The Final Run
A Montana family of ranchers holds its last annual horse drive
TOP: The 35-mile run takes the horses about three days.
MIDDLE: Wranglers help handle and care for the horses.
BOTTOM: Kail Mantle (pictured) and his wife are selling their horse ranch.
Last week saw the end of a community tradition in Three Forks, Montana. The Mantles, a local family that raises horses, held their last annual horse drive. The extended Mantle family has been in the horse business for more than a century.
For the past 11 years, the Mantles have rounded up 300 horses and driven them from their winter range to the 500-acre Mantle Ranch. There, the horses are sold or leased (rented) as trail horses for parks and dude ranches. The journey covers 35 miles and takes about three days.
The Three Forks community came together each year to see the event. Some even participated in the drive as wranglers, or horse handlers. People from around the country also went to watch this tradition honoring the Old West.

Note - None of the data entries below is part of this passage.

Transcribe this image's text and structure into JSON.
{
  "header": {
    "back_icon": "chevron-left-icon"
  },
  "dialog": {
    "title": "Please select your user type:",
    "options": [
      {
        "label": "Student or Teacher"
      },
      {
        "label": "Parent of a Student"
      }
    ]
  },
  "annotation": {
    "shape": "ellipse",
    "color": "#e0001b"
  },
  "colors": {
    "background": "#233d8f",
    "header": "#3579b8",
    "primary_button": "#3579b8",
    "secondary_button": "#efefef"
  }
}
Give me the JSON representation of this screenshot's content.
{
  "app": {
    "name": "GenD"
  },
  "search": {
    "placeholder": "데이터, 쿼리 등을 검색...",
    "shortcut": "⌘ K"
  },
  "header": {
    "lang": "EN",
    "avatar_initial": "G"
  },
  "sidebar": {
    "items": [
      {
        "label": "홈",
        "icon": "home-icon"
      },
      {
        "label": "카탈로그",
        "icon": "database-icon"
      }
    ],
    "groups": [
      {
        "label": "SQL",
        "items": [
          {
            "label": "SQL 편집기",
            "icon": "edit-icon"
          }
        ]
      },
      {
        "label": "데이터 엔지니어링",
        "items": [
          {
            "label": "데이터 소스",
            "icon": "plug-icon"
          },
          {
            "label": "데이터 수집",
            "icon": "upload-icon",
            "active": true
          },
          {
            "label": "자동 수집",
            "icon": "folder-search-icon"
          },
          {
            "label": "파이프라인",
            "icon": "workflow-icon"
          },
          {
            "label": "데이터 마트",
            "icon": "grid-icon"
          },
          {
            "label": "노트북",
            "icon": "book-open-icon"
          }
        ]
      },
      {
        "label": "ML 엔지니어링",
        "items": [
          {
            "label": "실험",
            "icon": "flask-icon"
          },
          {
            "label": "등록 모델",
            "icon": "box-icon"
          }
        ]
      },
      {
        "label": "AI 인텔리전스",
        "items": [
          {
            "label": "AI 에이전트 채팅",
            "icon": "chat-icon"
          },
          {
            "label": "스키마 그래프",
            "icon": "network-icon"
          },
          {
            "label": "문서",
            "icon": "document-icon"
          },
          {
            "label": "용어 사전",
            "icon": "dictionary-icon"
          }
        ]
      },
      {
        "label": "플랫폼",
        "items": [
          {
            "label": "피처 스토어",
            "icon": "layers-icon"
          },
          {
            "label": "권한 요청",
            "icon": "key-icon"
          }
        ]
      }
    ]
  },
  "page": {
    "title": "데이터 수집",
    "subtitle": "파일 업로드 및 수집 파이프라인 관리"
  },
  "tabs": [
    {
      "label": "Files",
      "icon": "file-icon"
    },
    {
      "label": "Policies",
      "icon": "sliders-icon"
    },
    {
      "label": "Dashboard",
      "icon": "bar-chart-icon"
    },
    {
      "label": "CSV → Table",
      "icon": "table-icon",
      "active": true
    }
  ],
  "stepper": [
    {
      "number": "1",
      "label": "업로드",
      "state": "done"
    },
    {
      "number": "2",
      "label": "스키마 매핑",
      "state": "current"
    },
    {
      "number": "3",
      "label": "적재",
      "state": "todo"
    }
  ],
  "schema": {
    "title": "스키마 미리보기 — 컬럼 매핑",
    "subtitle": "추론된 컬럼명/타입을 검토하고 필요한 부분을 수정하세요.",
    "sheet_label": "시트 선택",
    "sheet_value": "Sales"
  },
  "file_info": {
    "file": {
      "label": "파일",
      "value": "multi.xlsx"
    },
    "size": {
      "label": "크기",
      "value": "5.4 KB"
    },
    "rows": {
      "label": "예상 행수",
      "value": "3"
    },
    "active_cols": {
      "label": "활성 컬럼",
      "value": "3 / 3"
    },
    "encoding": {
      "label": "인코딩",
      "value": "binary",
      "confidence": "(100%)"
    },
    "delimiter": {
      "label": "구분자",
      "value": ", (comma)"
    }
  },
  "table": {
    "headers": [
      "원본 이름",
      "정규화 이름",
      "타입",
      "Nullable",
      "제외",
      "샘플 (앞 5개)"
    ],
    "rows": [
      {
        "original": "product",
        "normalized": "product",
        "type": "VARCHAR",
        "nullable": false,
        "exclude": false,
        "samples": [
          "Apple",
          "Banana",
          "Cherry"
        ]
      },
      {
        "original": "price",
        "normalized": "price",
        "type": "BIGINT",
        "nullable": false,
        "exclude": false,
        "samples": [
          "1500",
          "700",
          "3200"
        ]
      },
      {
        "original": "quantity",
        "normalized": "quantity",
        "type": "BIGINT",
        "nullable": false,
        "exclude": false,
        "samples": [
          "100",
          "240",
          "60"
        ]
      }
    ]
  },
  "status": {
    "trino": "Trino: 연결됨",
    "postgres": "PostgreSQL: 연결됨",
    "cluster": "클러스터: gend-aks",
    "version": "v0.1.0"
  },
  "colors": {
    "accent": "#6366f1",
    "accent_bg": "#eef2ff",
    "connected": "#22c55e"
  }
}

“Most people can't live with their neighbors in the world,” Kail Mantle tells NBC News Montana. “We can't live without ours.”
END OF AN ERA
In the Old West, or the American frontier in the 1800s, horses were important for transportation and farm work. But in the modern world, the business of raising horses often costs more money than it earns. That’s why the Mantle family is shutting down its company and selling its ranch.
Kail Mantle and his wife, Renee, started their own company, Montana Horses, in 1995 with 14 horses. The Mantles supplied horses to Yellowstone National Park and numerous dude ranches in the area.
Many of the Mantles’ horses will be sold to their former customers. Kail and Renee now plan to raise cattle and perhaps go on a sailing trip around the world.
People in Three Forks will miss the horse drive. They see this last run as the end of an era. Other dude ranches and horse farms in the area are closing as well. Al Carr, who has participated in the Mantles’ drive for the past 10 years, tells the Reuters news agency, “The Old West is disappearing right before our eyes.”